Helping to offset those declines was an 11% rise in revenue for Moody's Analytics (MA) to $291 million.

MA revenue from research, data and analytics increased 10% to $164.9 million, with the segment enjoying record customer retention. Enterprise risk solutions revenue rose 16% to $89.5 million, mainly from accelerated project deliveries. And revenue from professional services remained flat year-over-year at $36.6.

Expenses for the first quarter were $512 million, an increase of 4% from the year ago quarter, due mostly to higher compensation costs and Moody's ongoing technology investments.

All told, operating income fell 18% to $304.1 million, while adjusted operating income (operating income before depreciation and amortization) decreased 16% to $334 million. Net income, which was negatively affected by higher interest expense versus Q1 2015, decreased 20% to $184.4 million. And earnings per share, which were helped somewhat by share buybacks, declined 16% to $0.93.
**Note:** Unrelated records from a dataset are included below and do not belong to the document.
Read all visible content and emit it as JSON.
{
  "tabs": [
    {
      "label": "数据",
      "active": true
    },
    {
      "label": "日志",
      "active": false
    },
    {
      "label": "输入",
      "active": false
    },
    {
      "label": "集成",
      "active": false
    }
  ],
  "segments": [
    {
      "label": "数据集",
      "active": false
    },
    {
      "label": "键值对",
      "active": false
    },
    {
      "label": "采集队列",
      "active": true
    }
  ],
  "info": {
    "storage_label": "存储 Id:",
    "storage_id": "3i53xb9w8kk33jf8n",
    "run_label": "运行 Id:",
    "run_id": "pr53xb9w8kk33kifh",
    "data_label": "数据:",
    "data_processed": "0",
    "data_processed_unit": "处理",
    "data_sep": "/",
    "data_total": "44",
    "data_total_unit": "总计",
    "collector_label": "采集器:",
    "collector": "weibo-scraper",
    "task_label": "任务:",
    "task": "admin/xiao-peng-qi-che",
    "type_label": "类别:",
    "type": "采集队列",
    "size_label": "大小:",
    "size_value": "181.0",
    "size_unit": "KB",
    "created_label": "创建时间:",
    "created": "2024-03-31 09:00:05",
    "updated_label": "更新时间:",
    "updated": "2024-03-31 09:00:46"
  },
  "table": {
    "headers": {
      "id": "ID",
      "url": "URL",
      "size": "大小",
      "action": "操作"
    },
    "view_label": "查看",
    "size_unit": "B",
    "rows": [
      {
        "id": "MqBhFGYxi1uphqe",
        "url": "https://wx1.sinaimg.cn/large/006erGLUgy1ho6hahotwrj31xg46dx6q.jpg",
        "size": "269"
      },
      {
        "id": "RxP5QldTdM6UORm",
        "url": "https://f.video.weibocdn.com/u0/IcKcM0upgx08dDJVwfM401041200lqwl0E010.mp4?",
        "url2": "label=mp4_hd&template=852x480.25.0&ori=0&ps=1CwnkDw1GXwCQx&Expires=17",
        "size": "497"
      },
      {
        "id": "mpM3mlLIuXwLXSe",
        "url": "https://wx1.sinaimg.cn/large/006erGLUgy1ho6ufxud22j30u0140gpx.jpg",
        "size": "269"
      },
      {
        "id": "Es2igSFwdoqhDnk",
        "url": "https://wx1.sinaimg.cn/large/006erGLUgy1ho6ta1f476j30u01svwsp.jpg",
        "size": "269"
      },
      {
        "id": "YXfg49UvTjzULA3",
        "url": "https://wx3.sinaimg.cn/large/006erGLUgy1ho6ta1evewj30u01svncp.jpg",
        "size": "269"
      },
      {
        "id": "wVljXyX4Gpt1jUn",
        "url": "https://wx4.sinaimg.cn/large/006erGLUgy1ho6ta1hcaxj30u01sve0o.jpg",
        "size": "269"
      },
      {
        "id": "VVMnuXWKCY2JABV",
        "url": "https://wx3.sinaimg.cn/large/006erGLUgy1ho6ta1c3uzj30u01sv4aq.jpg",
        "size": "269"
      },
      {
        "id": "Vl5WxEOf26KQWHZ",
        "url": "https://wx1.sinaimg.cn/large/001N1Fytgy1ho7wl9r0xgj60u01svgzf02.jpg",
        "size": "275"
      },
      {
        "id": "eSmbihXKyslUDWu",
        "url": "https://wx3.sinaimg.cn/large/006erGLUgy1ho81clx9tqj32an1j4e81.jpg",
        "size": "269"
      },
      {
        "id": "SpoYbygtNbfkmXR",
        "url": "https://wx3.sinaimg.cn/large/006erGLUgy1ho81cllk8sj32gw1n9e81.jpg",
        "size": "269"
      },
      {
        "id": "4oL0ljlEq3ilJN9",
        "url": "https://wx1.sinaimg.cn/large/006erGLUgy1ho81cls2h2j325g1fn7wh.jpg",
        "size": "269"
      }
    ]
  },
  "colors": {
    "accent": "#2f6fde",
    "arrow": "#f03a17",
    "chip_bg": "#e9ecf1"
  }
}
Cash flow and capital returns
Moody's first-quarter free cash flow was $211 million, down 13% from the prior year period primarily due to the year-over-year decline in net income and changes in working capital.

Still, Moody's returned $334 million to its shareholders during the quarter, including $72 million in dividends and $262 million in share repurchases.
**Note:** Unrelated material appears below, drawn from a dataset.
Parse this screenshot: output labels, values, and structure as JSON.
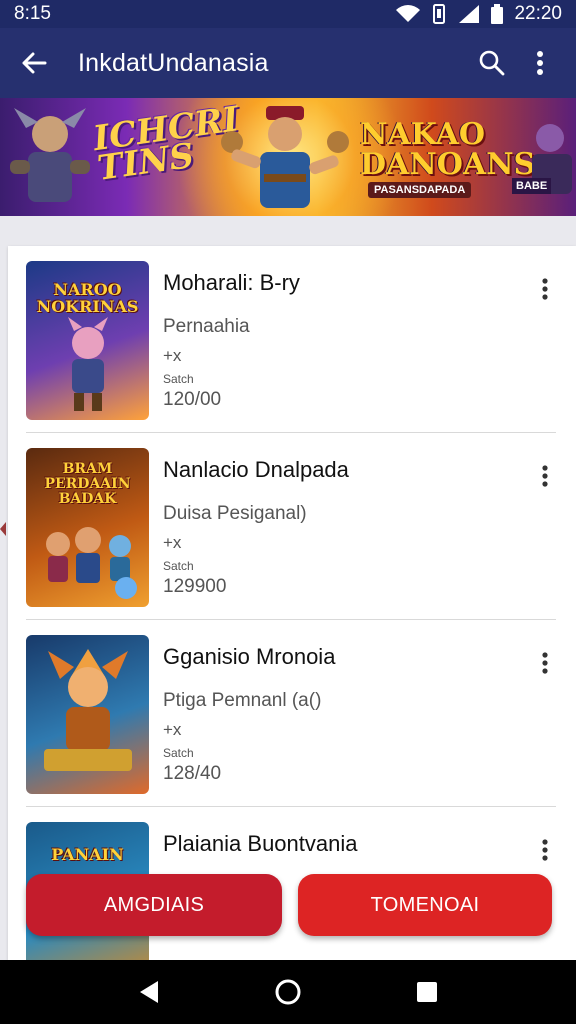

Looking forward
Moody's cut its full year outlook, with the company now projecting revenue to increase in the "low-single-digit percent range," compared to its prior forecast for growth in the "mid-single-digit percent range."

Management also reduced its 2016 EPS guidance to between $4.55 and $4.65 --down from its previous projections for EPS of $4.75 to $4.85 -- and lowered its free cash flow projections to approximately $1 billion from $1.1 billion.
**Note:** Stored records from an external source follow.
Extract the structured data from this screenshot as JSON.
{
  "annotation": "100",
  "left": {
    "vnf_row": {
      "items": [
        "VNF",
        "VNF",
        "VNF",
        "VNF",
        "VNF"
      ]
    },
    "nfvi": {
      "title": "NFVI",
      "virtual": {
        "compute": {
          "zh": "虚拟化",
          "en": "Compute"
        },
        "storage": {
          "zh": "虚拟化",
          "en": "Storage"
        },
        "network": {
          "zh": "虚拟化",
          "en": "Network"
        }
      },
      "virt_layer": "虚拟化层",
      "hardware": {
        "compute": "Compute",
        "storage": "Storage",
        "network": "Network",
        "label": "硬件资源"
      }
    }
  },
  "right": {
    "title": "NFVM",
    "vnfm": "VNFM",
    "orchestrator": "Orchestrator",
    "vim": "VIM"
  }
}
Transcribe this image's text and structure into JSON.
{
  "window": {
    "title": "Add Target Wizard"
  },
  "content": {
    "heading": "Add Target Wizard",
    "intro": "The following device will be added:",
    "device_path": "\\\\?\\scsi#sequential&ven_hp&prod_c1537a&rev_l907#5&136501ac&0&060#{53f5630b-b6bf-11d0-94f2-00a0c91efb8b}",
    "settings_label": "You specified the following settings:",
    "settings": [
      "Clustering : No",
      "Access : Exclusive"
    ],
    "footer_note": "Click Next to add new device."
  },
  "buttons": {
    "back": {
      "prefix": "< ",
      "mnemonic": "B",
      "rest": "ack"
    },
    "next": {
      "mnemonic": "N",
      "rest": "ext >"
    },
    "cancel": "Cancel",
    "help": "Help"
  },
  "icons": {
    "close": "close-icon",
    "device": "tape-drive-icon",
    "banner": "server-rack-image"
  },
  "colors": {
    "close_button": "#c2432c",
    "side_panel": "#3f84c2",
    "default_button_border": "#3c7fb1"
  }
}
Moody's does, however, still plan to repurchase approximately $1 billion in shares in 2016.

"Reduced global bond issuance in the first quarter weighed on Moody's financial performance despite strong results at Moody's Analytics, which is not sensitive to debt issuance activity," said CEO Raymond McDaniel in a press release. "Given market conditions, we have scaled back our revenue and earnings expectations for full year 2016, and are managing our cost base accordingly."

The article Moody's Corporation Cuts Profit Forecast Amid Decline in Global Bond Issuance originally appeared on Fool.com.

Joe Tenebruso has no position in any stocks mentioned. The Motley Fool recommends Moody's. Try any of our Foolish newsletter services free for 30 days. We Fools may not all hold the same opinions, but we all believe that considering a diverse range of insights makes us better investors. The Motley Fool has a disclosure policy.